Infinity Ward's Call of Duty: Modern Warfare 2 is quickly gaining pre-release notoriety as a center of controversy. First, there was the "No dedicated servers for PC users" flap (although, truth be told, that's more of an inside-gamer thing, not likely to be of interest to the larger culture), then the leaked video that showed that, for at least one level, you inhabit the body of someone taking part in a terroristic bloodbath in an airport. Today, there's a "viral" style promo video for Modern Warfare 2 that is, at best, in questionable taste.
The video was posted on YouTube over the weekend and stars a digitized version of Philadelphia Phillies pitcher Cole Hamels delivering a mock-PSA about "grenade spam." The ad ends with the phrase "random grenades are for p*ssies." It is followed with a credit message saying the PSA was brought to you by "Fight Against Grenade Spam." You can figure out why the fake organization's name is offensive for yourself.

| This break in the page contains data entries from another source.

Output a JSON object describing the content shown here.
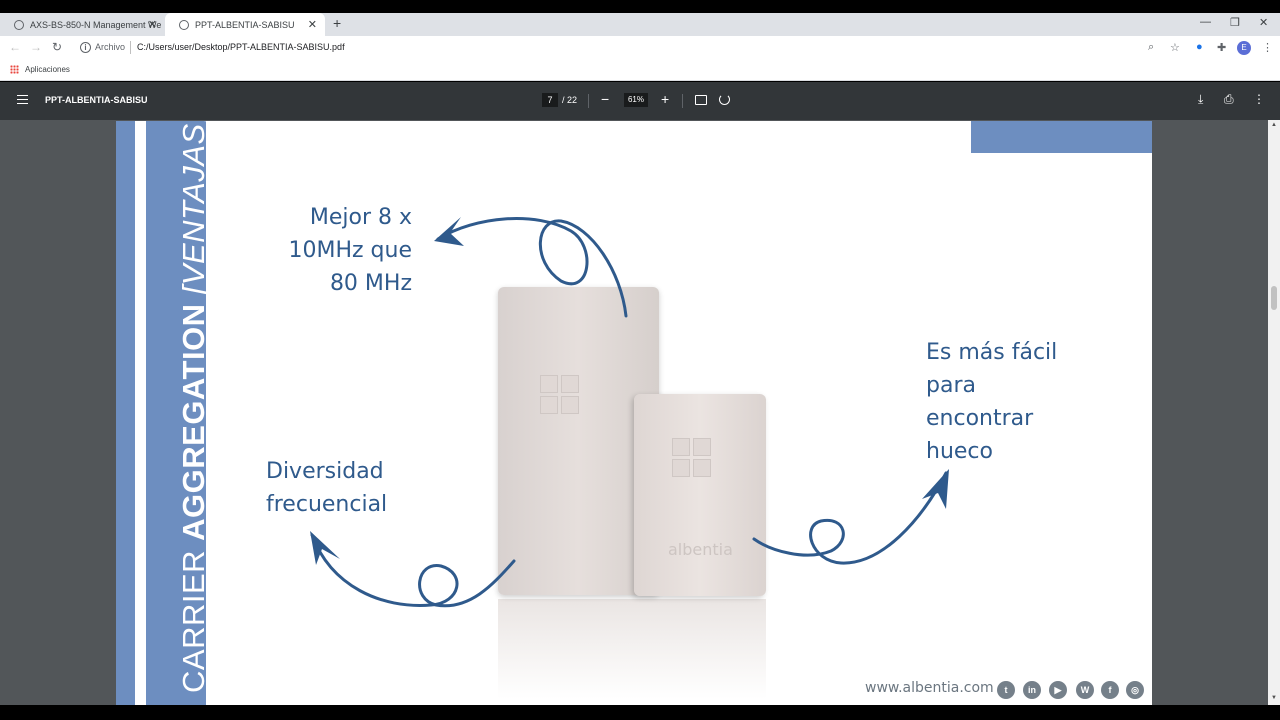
{
  "browser": {
    "tabs": [
      {
        "title": "AXS-BS-850-N Management We"
      },
      {
        "title": "PPT-ALBENTIA-SABISU"
      }
    ],
    "new_tab": "+",
    "address": {
      "scheme_label": "Archivo",
      "url": "C:/Users/user/Desktop/PPT-ALBENTIA-SABISU.pdf"
    },
    "profile_initial": "E",
    "bookmarks": {
      "apps_label": "Aplicaciones"
    }
  },
  "pdf_viewer": {
    "title": "PPT-ALBENTIA-SABISU",
    "current_page": "7",
    "total_pages": "/ 22",
    "zoom": "61%"
  },
  "slide": {
    "title_part1": "CARRIER ",
    "title_part2": "AGGREGATION ",
    "title_part3": "[VENTAJAS]",
    "label_top_left": [
      "Mejor 8 x",
      "10MHz que",
      "80 MHz"
    ],
    "label_bottom_left": [
      "Diversidad",
      "frecuencial"
    ],
    "label_right": [
      "Es más fácil",
      "para",
      "encontrar",
      "hueco"
    ],
    "device_brand": "albentia",
    "website": "www.albentia.com",
    "social": [
      "twitter",
      "linkedin",
      "youtube",
      "wordpress",
      "facebook",
      "instagram"
    ],
    "accent_color": "#6d8ec0",
    "text_color": "#2f5a8c"
  }
}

Infinity Ward pulled the video, and community Manager Robert Bowling tweeted that the ad was "more of a social commentary joke of that stereotype than it was a fist-bump of acceptance to it." Right. So Infinity Ward says it was just mocking the people who hold homophobic views as opposed to actually being homophobic... except I've seen the video, and there's nothing in it to indicate this is the case.
Usually, I leave the soapbox to Adam Sessler, but this time, I'm going to weigh in by pointing out that I spent the weekend playing The Ballad of Gay Tony and was pleased and surprised by the positive relationship between Luis Lopez and Gay Tony, and the respect shown to the homosexual community as a whole in that game, so this Modern Warfare 2 thing is doubly disappointing in contrast -- shouldn't we be past this kind of casual, backyard slur in the game community? If not from the players, at least from the professionals? Judging from the discourse on public channels of the last COD, Infinity Ward should are the last people who should be encouraging slurs against gay people; there's enough of it without the company's tacit approval. Besides, isn't that a violation of their own Terms of Service?
Sessler and I have much the same views on this kind of thing; check it out: